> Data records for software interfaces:
==================================================
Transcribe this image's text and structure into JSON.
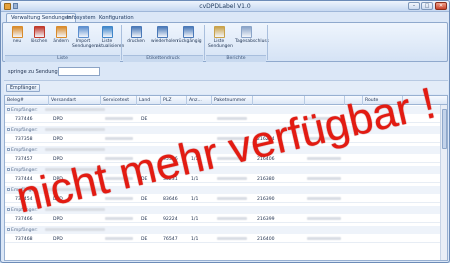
{
  "window": {
    "title": "cvDPDLabel V1.0",
    "controls": {
      "minimize": "–",
      "maximize": "□",
      "close": "✕"
    }
  },
  "tabs": [
    "Verwaltung Sendungen",
    "Infosystem",
    "Konfiguration"
  ],
  "ribbon": {
    "groups": [
      {
        "label": "Liste",
        "buttons": [
          {
            "label": "neu",
            "icon": "new-icon",
            "color": "#d98b2b"
          },
          {
            "label": "löschen",
            "icon": "delete-icon",
            "color": "#c0392b"
          },
          {
            "label": "ändern",
            "icon": "edit-icon",
            "color": "#d98b2b"
          },
          {
            "label": "Import Sendungen",
            "icon": "import-icon",
            "color": "#5d8fcf"
          },
          {
            "label": "Liste aktualisieren",
            "icon": "refresh-list-icon",
            "color": "#3f86c9"
          }
        ]
      },
      {
        "label": "Etikettendruck",
        "buttons": [
          {
            "label": "drucken",
            "icon": "print-icon",
            "color": "#4a79b8"
          },
          {
            "label": "wiederholen",
            "icon": "repeat-print-icon",
            "color": "#4a79b8"
          },
          {
            "label": "rückgängig",
            "icon": "undo-icon",
            "color": "#4a79b8"
          }
        ]
      },
      {
        "label": "Berichte",
        "buttons": [
          {
            "label": "Liste Sendungen",
            "icon": "report-list-icon",
            "color": "#c9a24a"
          },
          {
            "label": "Tagesabschluss",
            "icon": "daily-closing-icon",
            "color": "#8aa4c8"
          }
        ]
      }
    ]
  },
  "jump": {
    "label": "springe zu Sendung:",
    "value": ""
  },
  "group_button": {
    "label": "Empfänger"
  },
  "grid": {
    "columns": [
      "Beleg#",
      "Versandart",
      "Servicetext",
      "Land",
      "PLZ",
      "Anz...",
      "Paketnummer",
      "",
      "",
      "",
      "Route"
    ],
    "rows": [
      {
        "type": "group",
        "label": "Empfänger:"
      },
      {
        "type": "data",
        "beleg": "737446",
        "versandart": "DPD",
        "land": "DE",
        "plz": "",
        "anz": "",
        "paket": ""
      },
      {
        "type": "group",
        "label": "Empfänger:"
      },
      {
        "type": "data",
        "beleg": "737358",
        "versandart": "DPD",
        "land": "",
        "plz": "",
        "anz": "",
        "paket": "216294"
      },
      {
        "type": "group",
        "label": "Empfänger:"
      },
      {
        "type": "data",
        "beleg": "737457",
        "versandart": "DPD",
        "land": "",
        "plz": "95326",
        "anz": "1/1",
        "paket": "216406"
      },
      {
        "type": "group",
        "label": "Empfänger:"
      },
      {
        "type": "data",
        "beleg": "737444",
        "versandart": "DPD",
        "land": "DE",
        "plz": "36231",
        "anz": "1/1",
        "paket": "216380"
      },
      {
        "type": "group",
        "label": "Empfänger:"
      },
      {
        "type": "data",
        "beleg": "737454",
        "versandart": "DPD",
        "land": "DE",
        "plz": "83646",
        "anz": "1/1",
        "paket": "216390"
      },
      {
        "type": "group",
        "label": "Empfänger:"
      },
      {
        "type": "data",
        "beleg": "737466",
        "versandart": "DPD",
        "land": "DE",
        "plz": "92224",
        "anz": "1/1",
        "paket": "216399"
      },
      {
        "type": "group",
        "label": "Empfänger:"
      },
      {
        "type": "data",
        "beleg": "737468",
        "versandart": "DPD",
        "land": "DE",
        "plz": "76547",
        "anz": "1/1",
        "paket": "216400"
      }
    ]
  },
  "overlay": {
    "text": "nicht mehr verfügbar !",
    "color": "#e31b12"
  }
}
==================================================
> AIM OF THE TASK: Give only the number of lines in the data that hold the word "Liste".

> YOUR RESPONSE: 3